→ Your assignment
Out of the lines below, please list those that hold the string "Mbps".

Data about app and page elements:
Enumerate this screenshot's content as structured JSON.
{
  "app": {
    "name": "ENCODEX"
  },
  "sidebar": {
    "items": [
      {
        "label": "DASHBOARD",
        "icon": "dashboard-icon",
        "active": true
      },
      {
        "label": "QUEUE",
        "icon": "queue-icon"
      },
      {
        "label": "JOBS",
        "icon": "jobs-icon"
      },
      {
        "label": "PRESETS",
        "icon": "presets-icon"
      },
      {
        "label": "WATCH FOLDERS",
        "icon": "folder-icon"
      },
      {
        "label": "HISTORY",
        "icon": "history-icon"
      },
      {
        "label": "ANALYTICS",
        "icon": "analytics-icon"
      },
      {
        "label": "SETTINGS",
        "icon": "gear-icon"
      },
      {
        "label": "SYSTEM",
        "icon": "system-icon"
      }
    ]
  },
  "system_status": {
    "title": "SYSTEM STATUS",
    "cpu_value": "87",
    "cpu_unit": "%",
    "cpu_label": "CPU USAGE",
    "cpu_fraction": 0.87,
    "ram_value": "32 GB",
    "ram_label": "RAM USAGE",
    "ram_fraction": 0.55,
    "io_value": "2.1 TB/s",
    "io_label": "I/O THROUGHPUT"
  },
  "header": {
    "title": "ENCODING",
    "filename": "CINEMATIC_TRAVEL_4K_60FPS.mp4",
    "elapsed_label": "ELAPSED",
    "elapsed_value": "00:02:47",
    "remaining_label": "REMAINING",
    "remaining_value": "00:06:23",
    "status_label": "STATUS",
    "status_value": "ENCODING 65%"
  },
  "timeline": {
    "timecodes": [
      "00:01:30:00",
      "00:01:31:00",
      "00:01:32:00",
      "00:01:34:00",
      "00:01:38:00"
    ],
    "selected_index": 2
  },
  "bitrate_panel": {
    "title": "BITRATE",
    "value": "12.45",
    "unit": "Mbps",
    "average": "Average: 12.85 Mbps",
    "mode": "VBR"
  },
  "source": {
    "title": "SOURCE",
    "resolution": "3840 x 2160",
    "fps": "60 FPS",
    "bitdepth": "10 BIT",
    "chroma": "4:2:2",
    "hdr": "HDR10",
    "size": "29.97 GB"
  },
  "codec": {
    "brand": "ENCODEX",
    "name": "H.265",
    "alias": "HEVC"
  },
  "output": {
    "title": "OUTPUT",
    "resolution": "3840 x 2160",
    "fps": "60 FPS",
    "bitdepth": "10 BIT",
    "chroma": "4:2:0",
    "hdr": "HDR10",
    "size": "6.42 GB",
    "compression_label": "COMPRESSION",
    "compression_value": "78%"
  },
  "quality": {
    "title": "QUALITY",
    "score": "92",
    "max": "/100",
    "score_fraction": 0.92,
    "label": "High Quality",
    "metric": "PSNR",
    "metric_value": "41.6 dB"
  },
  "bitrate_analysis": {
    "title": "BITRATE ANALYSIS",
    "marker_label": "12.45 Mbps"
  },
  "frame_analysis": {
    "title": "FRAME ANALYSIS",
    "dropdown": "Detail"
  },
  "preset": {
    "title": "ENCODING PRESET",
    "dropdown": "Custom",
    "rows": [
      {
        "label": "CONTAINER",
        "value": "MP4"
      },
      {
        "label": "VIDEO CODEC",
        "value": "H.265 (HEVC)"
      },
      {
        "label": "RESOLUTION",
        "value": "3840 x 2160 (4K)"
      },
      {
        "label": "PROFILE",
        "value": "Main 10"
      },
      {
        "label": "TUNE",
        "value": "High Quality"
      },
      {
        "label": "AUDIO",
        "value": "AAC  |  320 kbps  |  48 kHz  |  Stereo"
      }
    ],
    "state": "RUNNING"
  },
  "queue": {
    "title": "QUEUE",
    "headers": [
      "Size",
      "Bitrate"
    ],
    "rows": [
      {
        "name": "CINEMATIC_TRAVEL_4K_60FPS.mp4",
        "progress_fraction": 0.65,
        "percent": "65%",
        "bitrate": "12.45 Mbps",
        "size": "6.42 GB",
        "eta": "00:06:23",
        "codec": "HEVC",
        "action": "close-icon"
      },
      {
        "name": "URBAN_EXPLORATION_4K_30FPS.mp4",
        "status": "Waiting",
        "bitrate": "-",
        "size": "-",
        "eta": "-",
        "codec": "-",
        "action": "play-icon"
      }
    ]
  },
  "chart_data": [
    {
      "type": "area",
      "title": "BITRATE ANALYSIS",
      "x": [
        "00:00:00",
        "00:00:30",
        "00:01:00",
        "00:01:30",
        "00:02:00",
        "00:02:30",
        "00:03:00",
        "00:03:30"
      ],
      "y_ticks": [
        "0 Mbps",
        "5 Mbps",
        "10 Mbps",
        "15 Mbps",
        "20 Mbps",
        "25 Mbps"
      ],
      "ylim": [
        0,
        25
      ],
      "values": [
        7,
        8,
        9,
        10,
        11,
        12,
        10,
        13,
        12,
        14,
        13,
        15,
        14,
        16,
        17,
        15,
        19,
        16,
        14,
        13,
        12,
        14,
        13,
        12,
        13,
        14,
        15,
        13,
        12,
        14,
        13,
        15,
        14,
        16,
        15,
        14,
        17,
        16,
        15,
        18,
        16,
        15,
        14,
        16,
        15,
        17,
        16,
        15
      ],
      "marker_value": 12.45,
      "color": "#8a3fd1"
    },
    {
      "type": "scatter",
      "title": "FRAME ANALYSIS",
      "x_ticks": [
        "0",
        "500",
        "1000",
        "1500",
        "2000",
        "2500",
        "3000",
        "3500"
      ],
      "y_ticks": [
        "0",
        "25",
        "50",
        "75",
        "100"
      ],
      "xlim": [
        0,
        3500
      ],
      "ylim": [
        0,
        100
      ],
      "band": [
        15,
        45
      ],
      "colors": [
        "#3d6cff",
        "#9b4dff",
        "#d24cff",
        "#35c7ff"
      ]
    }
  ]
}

→ Your solution
    "unit": "Mbps",
    "average": "Average: 12.85 Mbps",
    "marker_label": "12.45 Mbps"
        "bitrate": "12.45 Mbps",
        "0 Mbps",
        "5 Mbps",
        "10 Mbps",
        "15 Mbps",
        "20 Mbps",
        "25 Mbps"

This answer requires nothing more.